AD: We had a super diverse team. They were very earnestly engaged – this seems like a while ago – in how the public could give feedback. What’s the best use of these platforms? They were even mindful that they could be used for manipulation.

One of the things that stood out to me was the sincerity and clarity of the work they did, and that they felt they could make an impact. There were times I would push back in disagreement, and they would be able to have a great conversation, and they were fluent in the technology argument. Know your shit. It’s so important to know this stuff cold, forwards and backwards.

WS: Thoughts on how the current admin is working with or not with the tech industry?

AD: It’s complicated. There are 1000s of people who work there, under really hard circumstances. They’re using all the tech and platforms the best they can. I look at Peter Thiel on the board of Facebook while he’s independently trying to kill media. I’m old fashioned, but I think that’s bad.

Using technology for manipulation is horrible. We will all be judged by our role in that.

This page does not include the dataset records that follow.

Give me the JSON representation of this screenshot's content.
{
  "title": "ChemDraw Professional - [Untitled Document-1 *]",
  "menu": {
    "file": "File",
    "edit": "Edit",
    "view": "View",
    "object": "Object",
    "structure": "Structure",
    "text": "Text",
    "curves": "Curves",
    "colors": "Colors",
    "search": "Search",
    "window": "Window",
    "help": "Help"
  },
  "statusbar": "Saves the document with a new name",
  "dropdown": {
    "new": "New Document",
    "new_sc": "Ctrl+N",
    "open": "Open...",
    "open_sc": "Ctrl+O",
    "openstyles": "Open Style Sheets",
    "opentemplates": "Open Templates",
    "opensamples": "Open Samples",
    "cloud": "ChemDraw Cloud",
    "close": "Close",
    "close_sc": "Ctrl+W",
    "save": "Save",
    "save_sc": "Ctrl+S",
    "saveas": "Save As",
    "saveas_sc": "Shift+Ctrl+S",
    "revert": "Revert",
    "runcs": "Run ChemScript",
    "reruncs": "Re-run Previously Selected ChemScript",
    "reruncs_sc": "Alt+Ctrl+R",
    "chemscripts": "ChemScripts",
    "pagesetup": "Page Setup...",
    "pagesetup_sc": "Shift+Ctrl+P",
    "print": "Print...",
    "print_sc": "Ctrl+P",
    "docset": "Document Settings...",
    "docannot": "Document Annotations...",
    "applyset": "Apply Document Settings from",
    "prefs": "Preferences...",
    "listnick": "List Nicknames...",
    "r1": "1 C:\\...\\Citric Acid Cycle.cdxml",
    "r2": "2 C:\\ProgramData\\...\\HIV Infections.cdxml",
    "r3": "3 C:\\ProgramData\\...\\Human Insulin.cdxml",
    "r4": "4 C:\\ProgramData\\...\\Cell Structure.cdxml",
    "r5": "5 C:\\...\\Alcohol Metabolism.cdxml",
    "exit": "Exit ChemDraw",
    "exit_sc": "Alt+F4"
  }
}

WS: We’re both early adopters of twitter – 2006. We’ve seen it evolve. They just rolled authentication yesterday. You wrote an article a few years ago about twitter dying. If you were the CEO, what three things would you do?

AD: <laugh> There are a lot of things.

Reframe the discussion around free speech. Free speech is when people who are marginalized are able to speak without being harassed or tormented or their lives at stake. They’re inching towards that. That’s step one though.

I’m going to be a geek. There’s a lot of platform stuff they missed. I use twitter for DMs. Twitter should’ve been WhatsApp. You can’t do anything in there, it’s like 1924. Let developers create stuff again.



Kate Brodock

Kate Brodock

Kate is the CEO of SWITCH and General Partner of the W Fund. She combines her operational experience in startups and her deep expertise on and central commitment to gender and representation in the startup ecosystem to position her as a leader on the creation and development of a more equitable future for our innovation economy.

Straight to your inbox.

The best content on the future faces of tech and startups.

"*" indicates required fields

This field is for validation purposes and should be left unchanged.



Join the Angel Sessions

Develop strategic relationships, build skills, and increase your deal flow through our global angel group and investing course.